Task details:
Below is some data; print it all back exactly.

━━━

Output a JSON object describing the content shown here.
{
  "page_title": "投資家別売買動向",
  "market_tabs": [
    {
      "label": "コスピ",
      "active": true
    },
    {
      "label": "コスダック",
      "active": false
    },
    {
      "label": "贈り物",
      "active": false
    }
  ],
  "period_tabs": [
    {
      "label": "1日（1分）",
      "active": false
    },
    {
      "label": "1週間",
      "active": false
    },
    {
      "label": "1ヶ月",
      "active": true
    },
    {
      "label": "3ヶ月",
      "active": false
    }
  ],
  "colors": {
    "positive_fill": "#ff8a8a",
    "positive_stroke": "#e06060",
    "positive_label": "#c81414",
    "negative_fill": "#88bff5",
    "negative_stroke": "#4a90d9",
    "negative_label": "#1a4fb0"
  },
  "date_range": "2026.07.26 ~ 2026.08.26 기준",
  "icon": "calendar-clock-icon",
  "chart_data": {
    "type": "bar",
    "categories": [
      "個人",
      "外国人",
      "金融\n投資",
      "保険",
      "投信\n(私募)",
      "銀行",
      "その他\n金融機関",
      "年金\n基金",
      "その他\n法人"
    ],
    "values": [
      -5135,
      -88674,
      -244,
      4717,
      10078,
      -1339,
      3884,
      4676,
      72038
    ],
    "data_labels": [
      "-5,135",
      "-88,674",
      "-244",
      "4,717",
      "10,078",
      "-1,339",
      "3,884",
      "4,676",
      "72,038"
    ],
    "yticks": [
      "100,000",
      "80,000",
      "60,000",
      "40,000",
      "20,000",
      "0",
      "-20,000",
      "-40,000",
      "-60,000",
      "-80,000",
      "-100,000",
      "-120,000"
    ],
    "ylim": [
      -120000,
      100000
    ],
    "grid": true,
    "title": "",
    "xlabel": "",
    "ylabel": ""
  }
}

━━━

Output of the task:
Output a JSON object describing the content shown here.
{
  "page_title": "投資家別売買動向",
  "market_tabs": [
    {
      "label": "コスピ",
      "active": true
    },
    {
      "label": "コスダック",
      "active": false
    },
    {
      "label": "贈り物",
      "active": false
    }
  ],
  "period_tabs": [
    {
      "label": "1日（1分）",
      "active": false
    },
    {
      "label": "1週間",
      "active": false
    },
    {
      "label": "1ヶ月",
      "active": true
    },
    {
      "label": "3ヶ月",
      "active": false
    }
  ],
  "colors": {
    "positive_fill": "#ff8a8a",
    "positive_stroke": "#e06060",
    "positive_label": "#c81414",
    "negative_fill": "#88bff5",
    "negative_stroke": "#4a90d9",
    "negative_label": "#1a4fb0"
  },
  "date_range": "2026.07.26 ~ 2026.08.26 기준",
  "icon": "calendar-clock-icon",
  "chart_data": {
    "type": "bar",
    "categories": [
      "個人",
      "外国人",
      "金融\n投資",
      "保険",
      "投信\n(私募)",
      "銀行",
      "その他\n金融機関",
      "年金\n基金",
      "その他\n法人"
    ],
    "values": [
      -5135,
      -88674,
      -244,
      4717,
      10078,
      -1339,
      3884,
      4676,
      72038
    ],
    "data_labels": [
      "-5,135",
      "-88,674",
      "-244",
      "4,717",
      "10,078",
      "-1,339",
      "3,884",
      "4,676",
      "72,038"
    ],
    "yticks": [
      "100,000",
      "80,000",
      "60,000",
      "40,000",
      "20,000",
      "0",
      "-20,000",
      "-40,000",
      "-60,000",
      "-80,000",
      "-100,000",
      "-120,000"
    ],
    "ylim": [
      -120000,
      100000
    ],
    "grid": true,
    "title": "",
    "xlabel": "",
    "ylabel": ""
  }
}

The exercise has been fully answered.